Top of Material for this exercise
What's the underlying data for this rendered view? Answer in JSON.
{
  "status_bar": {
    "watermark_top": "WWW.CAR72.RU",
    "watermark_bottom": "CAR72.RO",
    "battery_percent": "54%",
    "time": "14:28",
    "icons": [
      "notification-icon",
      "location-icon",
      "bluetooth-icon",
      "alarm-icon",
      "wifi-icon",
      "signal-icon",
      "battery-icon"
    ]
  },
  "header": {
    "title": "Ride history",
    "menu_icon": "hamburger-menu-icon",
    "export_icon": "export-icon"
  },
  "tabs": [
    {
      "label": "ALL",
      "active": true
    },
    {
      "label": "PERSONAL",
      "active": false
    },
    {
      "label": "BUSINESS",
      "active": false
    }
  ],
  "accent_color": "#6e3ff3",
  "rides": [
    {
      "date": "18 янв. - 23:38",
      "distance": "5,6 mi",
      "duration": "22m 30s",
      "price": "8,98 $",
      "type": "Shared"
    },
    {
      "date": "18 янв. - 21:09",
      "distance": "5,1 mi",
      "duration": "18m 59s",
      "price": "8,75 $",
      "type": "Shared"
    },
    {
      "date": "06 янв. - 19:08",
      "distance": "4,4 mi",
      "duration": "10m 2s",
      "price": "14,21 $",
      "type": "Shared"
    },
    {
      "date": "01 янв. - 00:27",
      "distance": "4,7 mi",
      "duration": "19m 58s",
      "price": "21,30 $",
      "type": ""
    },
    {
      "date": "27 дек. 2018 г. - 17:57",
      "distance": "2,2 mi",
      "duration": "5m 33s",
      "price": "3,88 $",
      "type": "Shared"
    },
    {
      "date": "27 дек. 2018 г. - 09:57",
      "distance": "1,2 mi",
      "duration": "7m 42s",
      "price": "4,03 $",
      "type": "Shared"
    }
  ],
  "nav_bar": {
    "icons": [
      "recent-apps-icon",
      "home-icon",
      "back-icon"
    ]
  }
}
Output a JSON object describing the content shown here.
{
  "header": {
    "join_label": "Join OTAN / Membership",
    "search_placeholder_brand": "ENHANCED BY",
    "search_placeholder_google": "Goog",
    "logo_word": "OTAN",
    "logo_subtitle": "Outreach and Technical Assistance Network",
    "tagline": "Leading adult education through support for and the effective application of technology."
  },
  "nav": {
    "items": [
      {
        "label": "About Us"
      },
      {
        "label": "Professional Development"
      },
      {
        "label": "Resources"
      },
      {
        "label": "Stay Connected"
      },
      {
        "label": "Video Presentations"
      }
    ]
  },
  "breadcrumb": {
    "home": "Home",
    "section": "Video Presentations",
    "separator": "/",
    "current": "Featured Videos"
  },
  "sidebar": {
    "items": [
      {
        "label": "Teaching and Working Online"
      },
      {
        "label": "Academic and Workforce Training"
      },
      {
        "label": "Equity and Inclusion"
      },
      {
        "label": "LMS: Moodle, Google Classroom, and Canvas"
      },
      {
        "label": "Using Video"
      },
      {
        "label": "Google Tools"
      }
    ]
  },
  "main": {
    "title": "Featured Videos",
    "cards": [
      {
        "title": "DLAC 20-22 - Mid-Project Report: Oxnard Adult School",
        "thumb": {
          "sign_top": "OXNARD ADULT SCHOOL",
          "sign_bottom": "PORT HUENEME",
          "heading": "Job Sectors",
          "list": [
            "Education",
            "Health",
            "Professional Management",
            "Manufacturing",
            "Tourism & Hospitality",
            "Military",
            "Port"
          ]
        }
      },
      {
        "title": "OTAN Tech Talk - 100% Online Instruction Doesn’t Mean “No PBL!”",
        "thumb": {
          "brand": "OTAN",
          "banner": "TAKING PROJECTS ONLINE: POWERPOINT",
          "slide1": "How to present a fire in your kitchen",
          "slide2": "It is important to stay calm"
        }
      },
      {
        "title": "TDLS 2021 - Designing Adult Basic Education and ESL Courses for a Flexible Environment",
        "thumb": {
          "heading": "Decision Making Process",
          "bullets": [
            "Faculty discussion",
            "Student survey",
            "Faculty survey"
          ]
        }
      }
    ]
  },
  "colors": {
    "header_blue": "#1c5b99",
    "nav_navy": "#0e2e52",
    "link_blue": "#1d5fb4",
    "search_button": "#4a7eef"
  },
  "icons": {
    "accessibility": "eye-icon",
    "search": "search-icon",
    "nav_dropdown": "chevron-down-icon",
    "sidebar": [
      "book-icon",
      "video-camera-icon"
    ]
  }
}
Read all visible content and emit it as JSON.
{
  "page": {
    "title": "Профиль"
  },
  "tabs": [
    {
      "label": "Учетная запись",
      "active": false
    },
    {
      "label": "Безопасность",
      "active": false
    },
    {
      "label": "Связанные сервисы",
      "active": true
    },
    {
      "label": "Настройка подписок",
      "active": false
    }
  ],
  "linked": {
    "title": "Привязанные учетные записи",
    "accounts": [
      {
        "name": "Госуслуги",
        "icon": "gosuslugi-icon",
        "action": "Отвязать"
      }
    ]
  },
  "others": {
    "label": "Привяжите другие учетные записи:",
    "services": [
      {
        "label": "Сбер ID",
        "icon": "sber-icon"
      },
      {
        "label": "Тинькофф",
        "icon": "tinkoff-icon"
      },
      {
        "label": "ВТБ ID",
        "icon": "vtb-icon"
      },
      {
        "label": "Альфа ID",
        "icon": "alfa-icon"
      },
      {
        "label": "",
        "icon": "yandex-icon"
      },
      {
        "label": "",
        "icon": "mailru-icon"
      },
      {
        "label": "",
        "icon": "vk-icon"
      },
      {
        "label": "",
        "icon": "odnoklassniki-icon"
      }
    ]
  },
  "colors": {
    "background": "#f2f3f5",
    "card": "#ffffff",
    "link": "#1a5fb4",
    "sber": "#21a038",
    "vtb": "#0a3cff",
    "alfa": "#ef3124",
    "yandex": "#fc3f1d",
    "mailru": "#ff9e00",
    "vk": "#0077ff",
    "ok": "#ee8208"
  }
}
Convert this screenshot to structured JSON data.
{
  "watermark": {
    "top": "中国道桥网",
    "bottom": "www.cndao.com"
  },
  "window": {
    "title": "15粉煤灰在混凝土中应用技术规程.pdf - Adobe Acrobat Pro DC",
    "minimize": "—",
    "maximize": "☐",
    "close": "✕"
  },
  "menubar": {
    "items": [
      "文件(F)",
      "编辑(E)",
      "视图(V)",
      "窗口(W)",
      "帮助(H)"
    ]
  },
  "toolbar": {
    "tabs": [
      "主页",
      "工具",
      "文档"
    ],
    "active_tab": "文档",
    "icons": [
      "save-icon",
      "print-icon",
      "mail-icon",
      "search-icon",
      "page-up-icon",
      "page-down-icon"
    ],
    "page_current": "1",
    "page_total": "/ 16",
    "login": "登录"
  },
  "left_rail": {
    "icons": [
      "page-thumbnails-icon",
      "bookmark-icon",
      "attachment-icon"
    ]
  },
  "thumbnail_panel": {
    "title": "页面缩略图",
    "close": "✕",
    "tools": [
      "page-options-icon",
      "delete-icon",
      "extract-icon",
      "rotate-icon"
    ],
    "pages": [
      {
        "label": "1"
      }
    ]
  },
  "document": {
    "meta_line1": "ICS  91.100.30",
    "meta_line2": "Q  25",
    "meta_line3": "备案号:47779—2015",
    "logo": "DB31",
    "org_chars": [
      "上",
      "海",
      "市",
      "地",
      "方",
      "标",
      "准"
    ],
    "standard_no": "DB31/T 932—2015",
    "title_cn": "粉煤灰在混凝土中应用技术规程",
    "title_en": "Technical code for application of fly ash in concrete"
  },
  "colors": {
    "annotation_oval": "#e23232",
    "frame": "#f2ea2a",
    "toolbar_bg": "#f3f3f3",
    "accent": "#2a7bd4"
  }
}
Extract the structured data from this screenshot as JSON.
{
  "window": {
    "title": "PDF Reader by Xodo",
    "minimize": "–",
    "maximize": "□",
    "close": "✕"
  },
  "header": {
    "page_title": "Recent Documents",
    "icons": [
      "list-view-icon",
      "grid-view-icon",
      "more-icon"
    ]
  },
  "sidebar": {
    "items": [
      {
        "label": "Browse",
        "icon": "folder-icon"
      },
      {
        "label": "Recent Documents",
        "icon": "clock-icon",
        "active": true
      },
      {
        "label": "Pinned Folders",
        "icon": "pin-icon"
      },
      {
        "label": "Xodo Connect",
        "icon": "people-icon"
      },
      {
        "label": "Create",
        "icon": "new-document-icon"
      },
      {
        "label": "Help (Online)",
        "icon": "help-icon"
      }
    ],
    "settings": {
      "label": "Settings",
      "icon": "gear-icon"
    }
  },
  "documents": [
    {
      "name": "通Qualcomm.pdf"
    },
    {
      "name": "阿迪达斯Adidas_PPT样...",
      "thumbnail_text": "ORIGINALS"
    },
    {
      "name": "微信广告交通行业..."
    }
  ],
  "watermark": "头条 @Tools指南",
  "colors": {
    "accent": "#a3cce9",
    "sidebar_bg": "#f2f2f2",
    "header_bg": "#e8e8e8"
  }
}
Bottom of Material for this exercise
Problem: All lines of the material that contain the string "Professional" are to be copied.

Written solution:
        "label": "Professional Development"
            "Professional Management",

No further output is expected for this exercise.